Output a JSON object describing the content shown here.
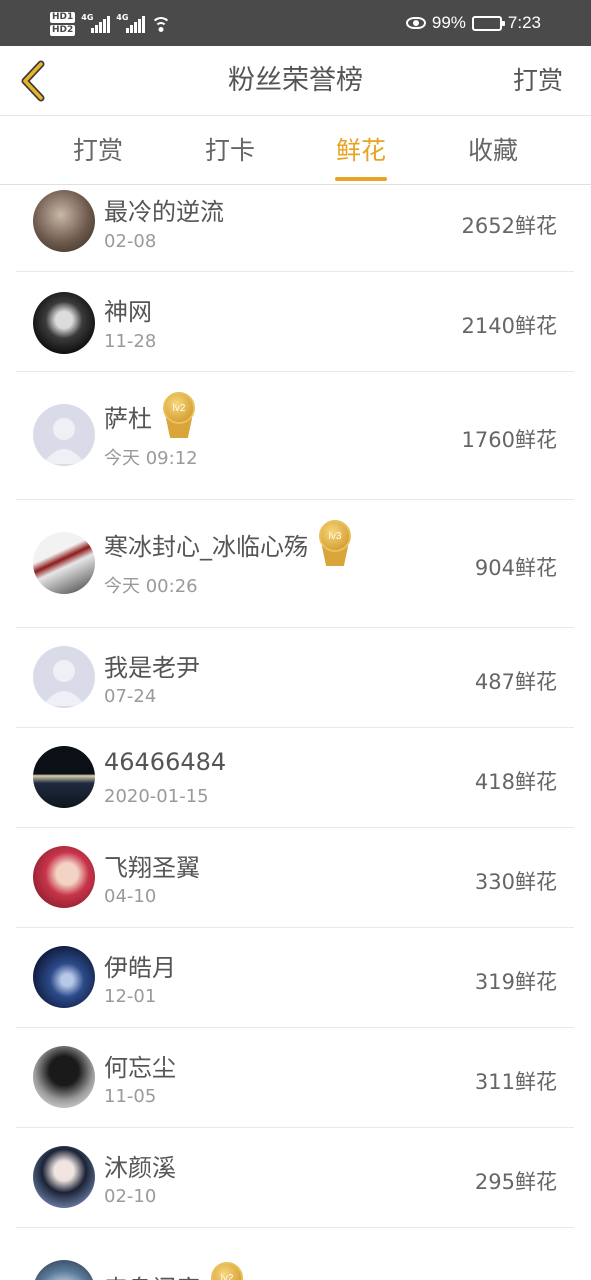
{
  "status_bar": {
    "hd1": "HD1",
    "hd2": "HD2",
    "net1": "4G",
    "net2": "4G",
    "battery": "99%",
    "time": "7:23",
    "battery_level": 0.99
  },
  "header": {
    "title": "粉丝荣誉榜",
    "right_action": "打赏",
    "back_icon": "chevron-left-icon"
  },
  "tabs": [
    {
      "label": "打赏",
      "active": false
    },
    {
      "label": "打卡",
      "active": false
    },
    {
      "label": "鲜花",
      "active": true
    },
    {
      "label": "收藏",
      "active": false
    }
  ],
  "colors": {
    "accent": "#e8a321",
    "text": "#555555",
    "subtext": "#9a9a9a",
    "status_bar": "#4a4a4a"
  },
  "rows": [
    {
      "name": "最冷的逆流",
      "date": "02-08",
      "amount": "2652鲜花",
      "badge": ""
    },
    {
      "name": "神网",
      "date": "11-28",
      "amount": "2140鲜花",
      "badge": ""
    },
    {
      "name": "萨杜",
      "date": "今天 09:12",
      "amount": "1760鲜花",
      "badge": "lv2"
    },
    {
      "name": "寒冰封心_冰临心殇",
      "date": "今天 00:26",
      "amount": "904鲜花",
      "badge": "lv3"
    },
    {
      "name": "我是老尹",
      "date": "07-24",
      "amount": "487鲜花",
      "badge": ""
    },
    {
      "name": "46466484",
      "date": "2020-01-15",
      "amount": "418鲜花",
      "badge": ""
    },
    {
      "name": "飞翔圣翼",
      "date": "04-10",
      "amount": "330鲜花",
      "badge": ""
    },
    {
      "name": "伊皓月",
      "date": "12-01",
      "amount": "319鲜花",
      "badge": ""
    },
    {
      "name": "何忘尘",
      "date": "11-05",
      "amount": "311鲜花",
      "badge": ""
    },
    {
      "name": "沐颜溪",
      "date": "02-10",
      "amount": "295鲜花",
      "badge": ""
    },
    {
      "name": "森鸟闪鹿",
      "date": "",
      "amount": "",
      "badge": "lv2"
    }
  ]
}
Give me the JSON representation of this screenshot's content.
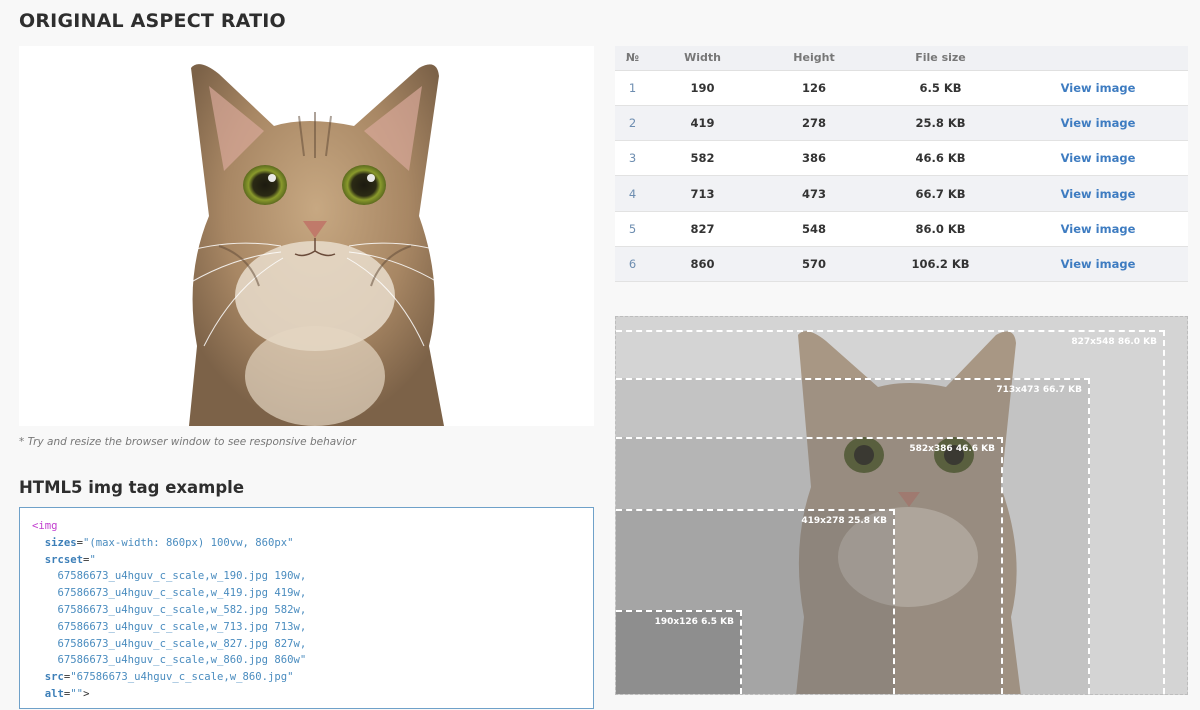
{
  "page": {
    "title": "ORIGINAL ASPECT RATIO",
    "resize_note": "* Try and resize the browser window to see responsive behavior",
    "code_title": "HTML5 img tag example"
  },
  "code": {
    "tag_open": "<img",
    "sizes_attr": "sizes",
    "sizes_value": "\"(max-width: 860px) 100vw, 860px\"",
    "srcset_attr": "srcset",
    "srcset_quote": "\"",
    "srcset_lines": [
      "67586673_u4hguv_c_scale,w_190.jpg 190w,",
      "67586673_u4hguv_c_scale,w_419.jpg 419w,",
      "67586673_u4hguv_c_scale,w_582.jpg 582w,",
      "67586673_u4hguv_c_scale,w_713.jpg 713w,",
      "67586673_u4hguv_c_scale,w_827.jpg 827w,",
      "67586673_u4hguv_c_scale,w_860.jpg 860w\""
    ],
    "src_attr": "src",
    "src_value": "\"67586673_u4hguv_c_scale,w_860.jpg\"",
    "alt_attr": "alt",
    "alt_value": "\"\"",
    "tag_close": ">"
  },
  "table": {
    "headers": [
      "№",
      "Width",
      "Height",
      "File size",
      ""
    ],
    "link_label": "View image",
    "rows": [
      {
        "n": "1",
        "width": "190",
        "height": "126",
        "size": "6.5 KB"
      },
      {
        "n": "2",
        "width": "419",
        "height": "278",
        "size": "25.8 KB"
      },
      {
        "n": "3",
        "width": "582",
        "height": "386",
        "size": "46.6 KB"
      },
      {
        "n": "4",
        "width": "713",
        "height": "473",
        "size": "66.7 KB"
      },
      {
        "n": "5",
        "width": "827",
        "height": "548",
        "size": "86.0 KB"
      },
      {
        "n": "6",
        "width": "860",
        "height": "570",
        "size": "106.2 KB"
      }
    ]
  },
  "comparison": {
    "labels": [
      "827x548 86.0 KB",
      "713x473 66.7 KB",
      "582x386 46.6 KB",
      "419x278 25.8 KB",
      "190x126 6.5 KB"
    ]
  },
  "colors": {
    "link": "#3e7cc1",
    "code_tag": "#c13ecf",
    "code_attr": "#3d7fb8",
    "code_border": "#6fa1c9"
  }
}
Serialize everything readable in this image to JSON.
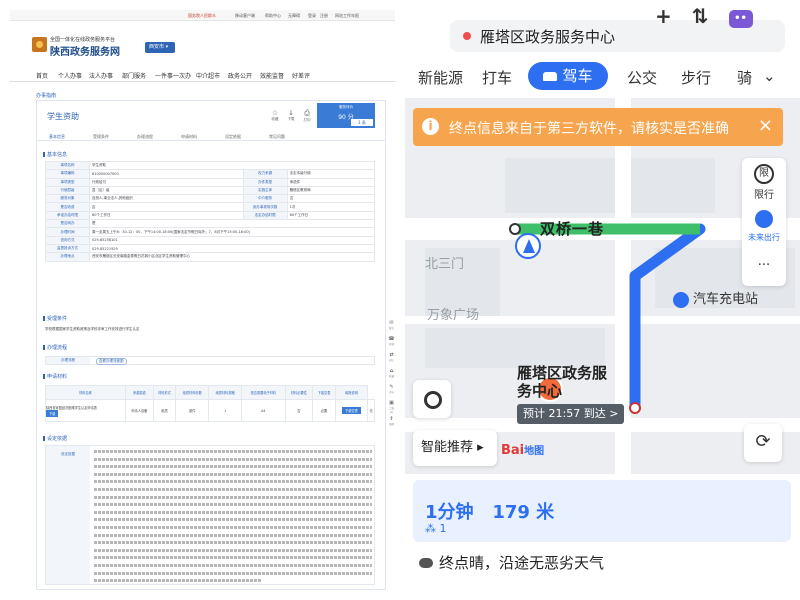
{
  "left": {
    "top_links": [
      "国务院人民群众",
      "移动客户端",
      "帮助中心",
      "无障碍",
      "登录",
      "注册",
      "网站工作年报"
    ],
    "logo_small": "全国一体化在线政务服务平台",
    "logo_big": "陕西政务服务网",
    "region": "西安市",
    "nav": [
      "首页",
      "个人办事",
      "法人办事",
      "部门服务",
      "一件事一次办",
      "中介超市",
      "政务公开",
      "效能监督",
      "好差评"
    ],
    "breadcrumb": "办事指南",
    "service_title": "学生资助",
    "actions": [
      {
        "glyph": "☆",
        "label": "收藏"
      },
      {
        "glyph": "↓",
        "label": "下载"
      },
      {
        "glyph": "⎙",
        "label": "打印"
      }
    ],
    "rating": {
      "label": "服务评价",
      "score": "90 分",
      "btn": "1 条"
    },
    "tabs": [
      "基本信息",
      "受理条件",
      "办理流程",
      "申请材料",
      "设定依据",
      "常见问题"
    ],
    "sections": {
      "basic": "基本信息",
      "cond": "受理条件",
      "proc": "办理流程",
      "mat": "申请材料",
      "basis": "设定依据"
    },
    "info_rows": [
      [
        "事项名称",
        "学生资助",
        "",
        ""
      ],
      [
        "事项编码",
        "610000007000",
        "权力来源",
        "法定本级行使"
      ],
      [
        "事项类型",
        "行政给付",
        "办件类型",
        "承诺件"
      ],
      [
        "行使层级",
        "县（区）级",
        "实施主体",
        "雁塔区教育局"
      ],
      [
        "服务对象",
        "自然人,事业法人,其他组织",
        "中介服务",
        "否"
      ],
      [
        "是否收费",
        "否",
        "到办事现场次数",
        "1次"
      ],
      [
        "承诺办结时限",
        "60个工作日",
        "法定办结时限",
        "60个工作日"
      ],
      [
        "是否网办",
        "是",
        "",
        ""
      ],
      [
        "办理时间",
        "周一至周五上午8：30-12：00，下午14:00-18:00(国家法定节假日除外；7、8月下午15:00-18:00)",
        "",
        ""
      ],
      [
        "咨询方式",
        "029-85258101",
        "",
        ""
      ],
      [
        "监督投诉方式",
        "029-85221929",
        "",
        ""
      ],
      [
        "办理地点",
        "西安市雁塔区长安南路金泰假日花城小区北区学生资助管理中心",
        "",
        ""
      ]
    ],
    "cond_text": "学校根据国家学生资助政策及学校评审工作安排进行学生认定",
    "proc": {
      "label": "办理流程",
      "link": "查看办理流程图"
    },
    "mat_head": [
      "材料名称",
      "来源渠道",
      "材料形式",
      "纸质材料份数",
      "纸质材料规格",
      "是否需要电子材料",
      "材料必要性",
      "下载空表",
      "填报说明"
    ],
    "mat_row": [
      "陕西省家庭经济困难学生认定申请表",
      "申请人自备",
      "纸质",
      "原件",
      "1",
      "A4",
      "否",
      "必要",
      "下载空表",
      "无"
    ],
    "mat_preview": "下载",
    "basis_label": "设定依据",
    "side_tools": [
      {
        "g": "✉",
        "t": "留言"
      },
      {
        "g": "☎",
        "t": "咨询"
      },
      {
        "g": "⇄",
        "t": "对比"
      },
      {
        "g": "⌂",
        "t": "收藏"
      },
      {
        "g": "✎",
        "t": "评价"
      },
      {
        "g": "▣",
        "t": "二维码"
      },
      {
        "g": "⇑",
        "t": "顶部"
      }
    ]
  },
  "right": {
    "destination": "雁塔区政务服务中心",
    "tabs": [
      "新能源",
      "打车",
      "驾车",
      "公交",
      "步行",
      "骑"
    ],
    "active_tab": "驾车",
    "notice": "终点信息来自于第三方软件，请核实是否准确",
    "limit_label": "限行",
    "limit_glyph": "限",
    "future_label": "未来出行",
    "more_glyph": "···",
    "street": "双桥一巷",
    "poi_north3": "北三门",
    "poi_plaza": "万象广场",
    "poi_charge": "汽车充电站",
    "dest_name": "雁塔区政务服务中心",
    "eta": "预计 21:57 到达 >",
    "smart": "智能推荐 ▸",
    "logo": "Bai",
    "logo_tail": "地图",
    "duration": "1分钟",
    "distance": "179 米",
    "lights": " 1",
    "weather": "终点晴，沿途无恶劣天气"
  }
}
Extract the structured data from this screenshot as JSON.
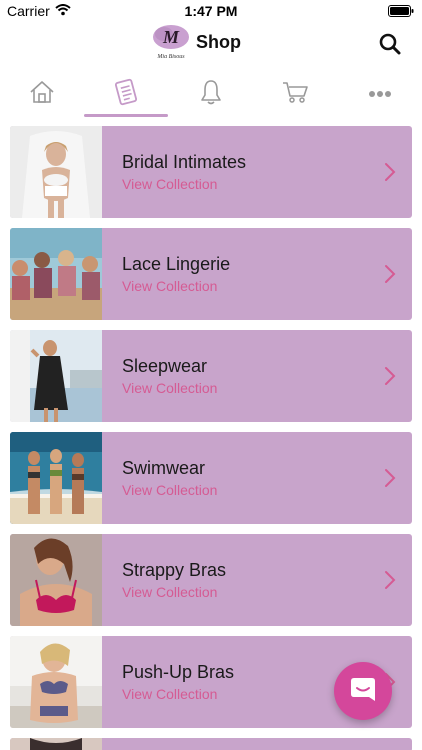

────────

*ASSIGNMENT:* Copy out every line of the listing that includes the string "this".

*WRITTEN REPLY:*
Give me the JSON representation of this screenshot's content.
Serialize everything readable in this image to JSON.
Extract the structured data from this screenshot as JSON.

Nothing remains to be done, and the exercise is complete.